During their 3-1 series win in Australia in 2010/11, England made 517 for one to draw the first Test in Brisbane and in the three matches they won, all by an innings, posted first-innings scores of 620 for five, 513 and 644. With many of the same batsmen involved again -- although the issue of who bats at number six could yet see the current incumbent Jonny Bairstow, not involved in 2010/11, ousted by Yorkshire team-mate Gary Ballance -- Cook is looking for similar results.

"Clearly top-order runs out in Australia are vitally important," said Cook, who will miss this week's tour match in Perth to rest a back problem. "Last time we saw that big runs make a massive difference and set the game up. Sometimes in England 240-250 can be a good score with the overhead conditions, but the majority of the time in Australia 400 is the bare minimum. "That's the job of the top order to make sure we do that."

Cook enjoyed a stunning series in 2010/11 with 766 runs at an average in excess of 100, while number three Jonathan Trott weighed in with 544 runs. Both batsmen were subdued during the recent home series and how the pair fare this time around may well have a big say in the series' outcome. "I had a good time last time in Australia," said Cook. "It would be great to repeat some of those feats. I enjoy batting in those conditions, the ball can be flying past your ears quite a lot, it is a real test of the skill you need to play fast bowling. The first 15-20 overs with the Kookaburra ball can swing more than the Dukes, but get through that stage, in the afternoon sessions, it's fantastic to bat."

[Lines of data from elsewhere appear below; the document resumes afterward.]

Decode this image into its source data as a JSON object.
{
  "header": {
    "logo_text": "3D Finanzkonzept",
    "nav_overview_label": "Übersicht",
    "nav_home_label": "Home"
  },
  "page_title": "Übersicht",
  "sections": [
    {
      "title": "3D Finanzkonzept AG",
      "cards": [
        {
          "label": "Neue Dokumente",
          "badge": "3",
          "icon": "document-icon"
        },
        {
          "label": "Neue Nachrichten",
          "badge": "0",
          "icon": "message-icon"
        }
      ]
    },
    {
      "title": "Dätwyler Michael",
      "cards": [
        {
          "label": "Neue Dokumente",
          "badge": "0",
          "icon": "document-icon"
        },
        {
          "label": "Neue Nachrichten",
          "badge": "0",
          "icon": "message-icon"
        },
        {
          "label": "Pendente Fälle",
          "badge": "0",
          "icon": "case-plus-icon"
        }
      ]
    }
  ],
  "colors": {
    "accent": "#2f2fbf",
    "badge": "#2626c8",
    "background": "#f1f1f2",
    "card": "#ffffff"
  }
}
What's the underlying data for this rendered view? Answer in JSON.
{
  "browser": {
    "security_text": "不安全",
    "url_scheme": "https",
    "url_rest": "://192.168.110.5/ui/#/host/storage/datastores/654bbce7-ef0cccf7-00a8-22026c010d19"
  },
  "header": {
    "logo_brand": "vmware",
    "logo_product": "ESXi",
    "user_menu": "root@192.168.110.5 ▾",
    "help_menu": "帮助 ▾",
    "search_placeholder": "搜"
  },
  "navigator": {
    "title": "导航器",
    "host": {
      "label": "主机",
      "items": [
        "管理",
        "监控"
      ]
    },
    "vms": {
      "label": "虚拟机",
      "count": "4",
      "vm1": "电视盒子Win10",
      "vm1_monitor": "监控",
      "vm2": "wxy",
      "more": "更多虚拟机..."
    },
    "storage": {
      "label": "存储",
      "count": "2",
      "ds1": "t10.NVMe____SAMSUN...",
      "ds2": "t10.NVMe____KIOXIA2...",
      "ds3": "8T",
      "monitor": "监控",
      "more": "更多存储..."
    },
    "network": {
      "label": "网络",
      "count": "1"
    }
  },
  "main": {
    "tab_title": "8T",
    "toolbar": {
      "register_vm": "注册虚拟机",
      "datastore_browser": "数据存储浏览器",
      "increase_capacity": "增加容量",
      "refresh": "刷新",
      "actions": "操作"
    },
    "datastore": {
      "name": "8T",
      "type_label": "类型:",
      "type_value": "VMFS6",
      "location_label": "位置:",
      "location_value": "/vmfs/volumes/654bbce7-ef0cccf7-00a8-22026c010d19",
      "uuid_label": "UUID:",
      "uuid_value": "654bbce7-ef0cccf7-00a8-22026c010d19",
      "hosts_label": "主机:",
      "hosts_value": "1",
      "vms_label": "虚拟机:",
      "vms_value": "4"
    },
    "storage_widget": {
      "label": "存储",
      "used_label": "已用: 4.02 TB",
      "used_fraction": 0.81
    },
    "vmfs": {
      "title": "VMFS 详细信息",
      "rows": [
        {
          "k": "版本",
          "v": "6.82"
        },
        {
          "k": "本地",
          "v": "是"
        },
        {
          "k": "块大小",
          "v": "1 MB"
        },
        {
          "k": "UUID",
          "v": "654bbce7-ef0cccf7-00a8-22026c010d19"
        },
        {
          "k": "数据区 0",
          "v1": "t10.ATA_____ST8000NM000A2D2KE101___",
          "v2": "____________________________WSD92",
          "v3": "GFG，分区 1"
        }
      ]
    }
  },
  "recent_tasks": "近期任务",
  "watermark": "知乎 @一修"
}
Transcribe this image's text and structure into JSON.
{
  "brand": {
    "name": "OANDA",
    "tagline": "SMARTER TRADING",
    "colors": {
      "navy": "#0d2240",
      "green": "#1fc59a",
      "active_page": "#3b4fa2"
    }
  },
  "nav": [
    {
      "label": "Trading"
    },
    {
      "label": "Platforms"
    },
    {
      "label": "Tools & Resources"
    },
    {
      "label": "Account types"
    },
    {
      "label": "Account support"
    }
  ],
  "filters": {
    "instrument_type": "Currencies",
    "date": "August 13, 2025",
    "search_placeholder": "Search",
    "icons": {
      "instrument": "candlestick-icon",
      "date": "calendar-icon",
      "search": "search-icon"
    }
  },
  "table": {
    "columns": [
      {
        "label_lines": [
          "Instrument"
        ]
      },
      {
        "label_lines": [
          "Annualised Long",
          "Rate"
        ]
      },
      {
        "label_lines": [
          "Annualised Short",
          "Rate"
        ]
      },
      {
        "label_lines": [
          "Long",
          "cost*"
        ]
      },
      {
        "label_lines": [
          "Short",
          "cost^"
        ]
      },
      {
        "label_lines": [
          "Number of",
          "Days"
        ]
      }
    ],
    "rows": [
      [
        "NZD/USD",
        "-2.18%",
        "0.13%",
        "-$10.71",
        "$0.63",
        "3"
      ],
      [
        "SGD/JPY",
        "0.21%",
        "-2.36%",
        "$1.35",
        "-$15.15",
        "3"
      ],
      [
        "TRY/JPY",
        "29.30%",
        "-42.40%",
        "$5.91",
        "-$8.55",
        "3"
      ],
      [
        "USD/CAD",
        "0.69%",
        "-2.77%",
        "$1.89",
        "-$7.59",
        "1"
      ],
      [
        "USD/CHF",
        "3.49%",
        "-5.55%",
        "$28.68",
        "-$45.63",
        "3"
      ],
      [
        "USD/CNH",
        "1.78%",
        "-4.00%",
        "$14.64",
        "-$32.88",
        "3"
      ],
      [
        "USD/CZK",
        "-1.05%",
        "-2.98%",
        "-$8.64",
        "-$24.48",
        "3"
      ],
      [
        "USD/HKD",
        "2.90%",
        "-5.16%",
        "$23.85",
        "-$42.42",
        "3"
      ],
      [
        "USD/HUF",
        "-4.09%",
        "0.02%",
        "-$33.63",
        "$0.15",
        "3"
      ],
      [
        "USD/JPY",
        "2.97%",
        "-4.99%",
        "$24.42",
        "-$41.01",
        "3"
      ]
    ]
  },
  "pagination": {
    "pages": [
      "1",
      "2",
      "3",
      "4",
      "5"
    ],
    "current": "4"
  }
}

James Anderson and Stuart Broad, who have both been thorns in Australia's side, are set to take the new ball but the identity of a third seamer in a four-man attack completed by off-spinner Graeme Swann remains uncertain. England have a trio of tall fast bowlers, all expected to prosper on Australian pitches, in Steven Finn, Chris Tremlett and former Ireland seamer Boyd Rankin, while the under-rated Tim Bresnan will look to stake a claim should he recover from a stress fracture of the back.